The saturated fats-cause-bad-health dogma is fading, though not completely dead. Gradually over the past few years, parts of the medical community, holistic and allopathic, began recognizing that avoiding these fats is downright unhealthy. The continually rising statistics of heart attacks and other cardiovascular health issues after the marketplace had become saturated with no-fat and low-fat products was a red flag. Meanwhile, many medicos keep pushing to lower those cholesterol numbers.
Instead, those who really bothered to look beyond the low/no fat dogma realized there were two major root causes for increase heart issues and diabetes, both related to processed foods, which all the no/low fat foods were and are.
The real culprits include processed fats, such as margarine and hydrogenated or partially hydrogenated cooking and salad oils, which are all essentially toxic and cause inflammation. That inflammation has been a major factor for creating cardiovascular problems. Add this to the constantly increasing sugar and HFCS dosing of most processed foods, even those that aren’t sweet, and the real sources of obesity, heart disease, and diabetes are in full view.
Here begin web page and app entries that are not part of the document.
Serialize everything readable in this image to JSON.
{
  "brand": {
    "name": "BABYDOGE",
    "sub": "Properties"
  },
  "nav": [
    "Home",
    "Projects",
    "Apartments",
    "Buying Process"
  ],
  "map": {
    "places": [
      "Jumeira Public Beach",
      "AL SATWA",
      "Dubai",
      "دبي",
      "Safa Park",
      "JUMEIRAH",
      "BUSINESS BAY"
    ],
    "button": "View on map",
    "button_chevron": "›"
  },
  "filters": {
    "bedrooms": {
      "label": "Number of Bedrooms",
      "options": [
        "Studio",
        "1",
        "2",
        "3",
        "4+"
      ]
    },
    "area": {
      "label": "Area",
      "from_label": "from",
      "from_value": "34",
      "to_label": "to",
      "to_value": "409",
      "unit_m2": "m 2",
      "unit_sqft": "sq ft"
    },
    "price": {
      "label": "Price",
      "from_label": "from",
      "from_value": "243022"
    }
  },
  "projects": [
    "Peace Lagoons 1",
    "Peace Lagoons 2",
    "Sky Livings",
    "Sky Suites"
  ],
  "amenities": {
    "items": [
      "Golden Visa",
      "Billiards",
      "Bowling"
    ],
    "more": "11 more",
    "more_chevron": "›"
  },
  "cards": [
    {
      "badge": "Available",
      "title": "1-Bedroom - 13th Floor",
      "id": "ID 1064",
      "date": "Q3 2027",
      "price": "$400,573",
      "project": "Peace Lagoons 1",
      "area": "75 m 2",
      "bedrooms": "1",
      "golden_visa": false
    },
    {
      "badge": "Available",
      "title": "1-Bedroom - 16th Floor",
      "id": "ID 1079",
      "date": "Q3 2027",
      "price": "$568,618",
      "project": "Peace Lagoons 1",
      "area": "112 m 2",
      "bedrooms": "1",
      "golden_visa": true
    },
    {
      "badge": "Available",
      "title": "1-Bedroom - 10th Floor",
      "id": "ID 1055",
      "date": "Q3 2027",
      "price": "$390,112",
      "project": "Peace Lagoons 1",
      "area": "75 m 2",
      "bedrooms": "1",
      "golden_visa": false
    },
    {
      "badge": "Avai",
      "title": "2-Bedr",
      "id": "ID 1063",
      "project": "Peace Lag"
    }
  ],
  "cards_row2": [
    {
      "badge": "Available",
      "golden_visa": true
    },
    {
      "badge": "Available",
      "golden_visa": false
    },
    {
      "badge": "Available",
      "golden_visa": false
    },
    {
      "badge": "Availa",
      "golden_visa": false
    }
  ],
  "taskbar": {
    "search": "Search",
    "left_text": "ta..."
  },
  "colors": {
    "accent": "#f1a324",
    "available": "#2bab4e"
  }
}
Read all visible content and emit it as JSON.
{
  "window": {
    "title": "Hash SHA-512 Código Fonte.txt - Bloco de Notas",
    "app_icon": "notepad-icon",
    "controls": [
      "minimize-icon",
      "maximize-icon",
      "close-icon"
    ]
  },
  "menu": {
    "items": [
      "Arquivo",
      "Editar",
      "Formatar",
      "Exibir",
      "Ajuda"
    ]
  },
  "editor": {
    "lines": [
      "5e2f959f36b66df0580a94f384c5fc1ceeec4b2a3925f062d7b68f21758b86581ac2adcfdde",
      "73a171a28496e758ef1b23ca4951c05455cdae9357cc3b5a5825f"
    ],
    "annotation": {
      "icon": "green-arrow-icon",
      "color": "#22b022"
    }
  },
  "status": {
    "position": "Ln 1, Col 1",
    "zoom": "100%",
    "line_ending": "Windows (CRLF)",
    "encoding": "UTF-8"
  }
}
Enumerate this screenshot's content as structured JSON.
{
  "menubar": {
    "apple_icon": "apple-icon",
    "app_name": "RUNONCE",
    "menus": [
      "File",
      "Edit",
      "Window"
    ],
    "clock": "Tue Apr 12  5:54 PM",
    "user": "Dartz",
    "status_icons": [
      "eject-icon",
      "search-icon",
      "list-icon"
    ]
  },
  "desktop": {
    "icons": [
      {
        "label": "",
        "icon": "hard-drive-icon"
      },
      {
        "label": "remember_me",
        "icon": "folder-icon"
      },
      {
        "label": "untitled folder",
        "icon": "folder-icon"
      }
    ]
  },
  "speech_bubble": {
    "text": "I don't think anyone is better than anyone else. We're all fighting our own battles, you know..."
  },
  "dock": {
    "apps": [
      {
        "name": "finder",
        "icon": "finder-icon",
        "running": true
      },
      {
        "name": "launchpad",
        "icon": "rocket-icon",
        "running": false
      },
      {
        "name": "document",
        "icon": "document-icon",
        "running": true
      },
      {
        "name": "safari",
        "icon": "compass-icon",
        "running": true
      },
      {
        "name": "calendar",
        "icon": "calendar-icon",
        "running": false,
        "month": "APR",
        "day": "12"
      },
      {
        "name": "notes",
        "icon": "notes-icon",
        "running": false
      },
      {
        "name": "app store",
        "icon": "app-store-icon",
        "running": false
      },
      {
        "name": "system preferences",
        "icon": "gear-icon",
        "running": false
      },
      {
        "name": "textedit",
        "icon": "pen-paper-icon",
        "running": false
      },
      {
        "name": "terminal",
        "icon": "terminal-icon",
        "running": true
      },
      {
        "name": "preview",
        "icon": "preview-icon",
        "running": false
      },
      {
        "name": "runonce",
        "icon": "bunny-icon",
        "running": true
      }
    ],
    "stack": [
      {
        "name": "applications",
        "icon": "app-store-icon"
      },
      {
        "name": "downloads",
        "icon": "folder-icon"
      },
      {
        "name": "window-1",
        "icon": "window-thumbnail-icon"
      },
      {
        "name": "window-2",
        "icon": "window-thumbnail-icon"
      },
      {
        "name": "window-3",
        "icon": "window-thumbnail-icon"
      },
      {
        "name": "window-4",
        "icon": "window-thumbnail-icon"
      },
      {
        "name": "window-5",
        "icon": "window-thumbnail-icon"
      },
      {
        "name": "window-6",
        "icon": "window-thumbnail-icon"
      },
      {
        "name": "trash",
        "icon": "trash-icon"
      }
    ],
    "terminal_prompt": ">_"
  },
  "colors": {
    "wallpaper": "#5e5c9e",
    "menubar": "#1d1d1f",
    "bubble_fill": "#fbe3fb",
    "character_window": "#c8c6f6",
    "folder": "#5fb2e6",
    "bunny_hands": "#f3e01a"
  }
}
In a nutshell, it’s processed foods, not wholesome, healthful fats that are the source of many of our ills. Yet the solution for the bogus fats-cause-bad-health dogma is – processed foods! Still, many cling to this half-century established myth, even after the Swedish Medical Community has officially abandoned it and several cardiologists have spoken out against it.
Now We Have A Major Gluten Issue
A large group of consumers and some medical experts insist that grains with gluten, especially wheat, are the source of obesity, IBS (irritable bowel syndrome) and Celiac disease. And the aisles of supermarkets and health food stores are packed with processed foods that are gluten free. They may contain large amounts of sugar, HFCS, and other synthetic items designed to appeal to the conditioned taste of commercially baked goods.
Yes, the hybrid of wheat designed for large scale commercial baking does have issues. But there are many viable options if one looks and is willing to spend a little more on traditional grains baked traditionally, without using bromides.
One can choose from a selection that includes breads made with real, fermented sourdough cultures. The one recommended exception is sprouted grain breads made with sprouted organic grains. Spelt is another reasonably priced, non-wheat bread that can be made from a sourdough base.
Why sourdough? According to a Weston A. Price Foundation article:
“The traditional sourdough process reliably neutralizes the anti-nutrients in the cereal grains … certain lactobacilli in a sourdough culture acting on wheat flour for a 24-hour period achieved nearly complete digestion of the peptides.”
“When bread made with these [sourdough] species was fed to recovered celiac patients for two days, the patients showed no signs of increased intestinal permeability that were found among recovered celiac patients who consumed the same amount of regular bread over the same time period.”